What is expected:
Exclude the pictures and retype the entries as written.

Dataset entries:
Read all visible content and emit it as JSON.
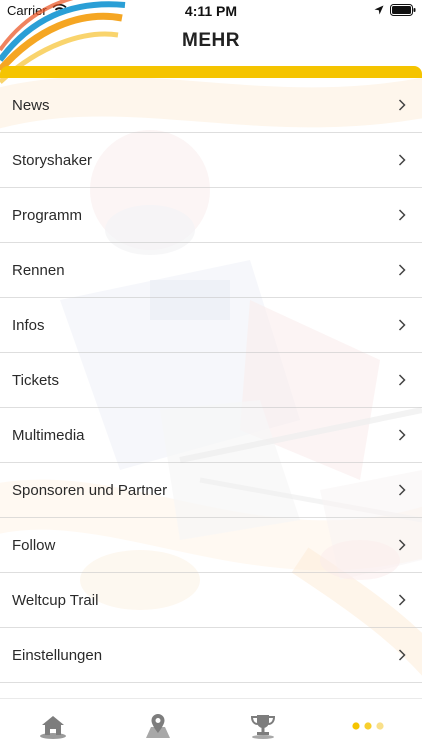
{
  "status_bar": {
    "carrier": "Carrier",
    "time": "4:11 PM"
  },
  "header": {
    "title": "MEHR"
  },
  "menu": {
    "items": [
      {
        "label": "News"
      },
      {
        "label": "Storyshaker"
      },
      {
        "label": "Programm"
      },
      {
        "label": "Rennen"
      },
      {
        "label": "Infos"
      },
      {
        "label": "Tickets"
      },
      {
        "label": "Multimedia"
      },
      {
        "label": "Sponsoren und Partner"
      },
      {
        "label": "Follow"
      },
      {
        "label": "Weltcup Trail"
      },
      {
        "label": "Einstellungen"
      }
    ]
  },
  "tab_bar": {
    "tabs": [
      {
        "icon": "home-icon",
        "active": false
      },
      {
        "icon": "map-pin-icon",
        "active": false
      },
      {
        "icon": "trophy-icon",
        "active": false
      },
      {
        "icon": "more-dots-icon",
        "active": true
      }
    ]
  },
  "colors": {
    "accent": "#f5c400",
    "tab_inactive": "#8a8a8a",
    "text": "#2a2a2a"
  }
}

Exercise result:
Read all visible content and emit it as JSON.
{
  "status_bar": {
    "carrier": "Carrier",
    "time": "4:11 PM"
  },
  "header": {
    "title": "MEHR"
  },
  "menu": {
    "items": [
      {
        "label": "News"
      },
      {
        "label": "Storyshaker"
      },
      {
        "label": "Programm"
      },
      {
        "label": "Rennen"
      },
      {
        "label": "Infos"
      },
      {
        "label": "Tickets"
      },
      {
        "label": "Multimedia"
      },
      {
        "label": "Sponsoren und Partner"
      },
      {
        "label": "Follow"
      },
      {
        "label": "Weltcup Trail"
      },
      {
        "label": "Einstellungen"
      }
    ]
  },
  "tab_bar": {
    "tabs": [
      {
        "icon": "home-icon",
        "active": false
      },
      {
        "icon": "map-pin-icon",
        "active": false
      },
      {
        "icon": "trophy-icon",
        "active": false
      },
      {
        "icon": "more-dots-icon",
        "active": true
      }
    ]
  },
  "colors": {
    "accent": "#f5c400",
    "tab_inactive": "#8a8a8a",
    "text": "#2a2a2a"
  }
}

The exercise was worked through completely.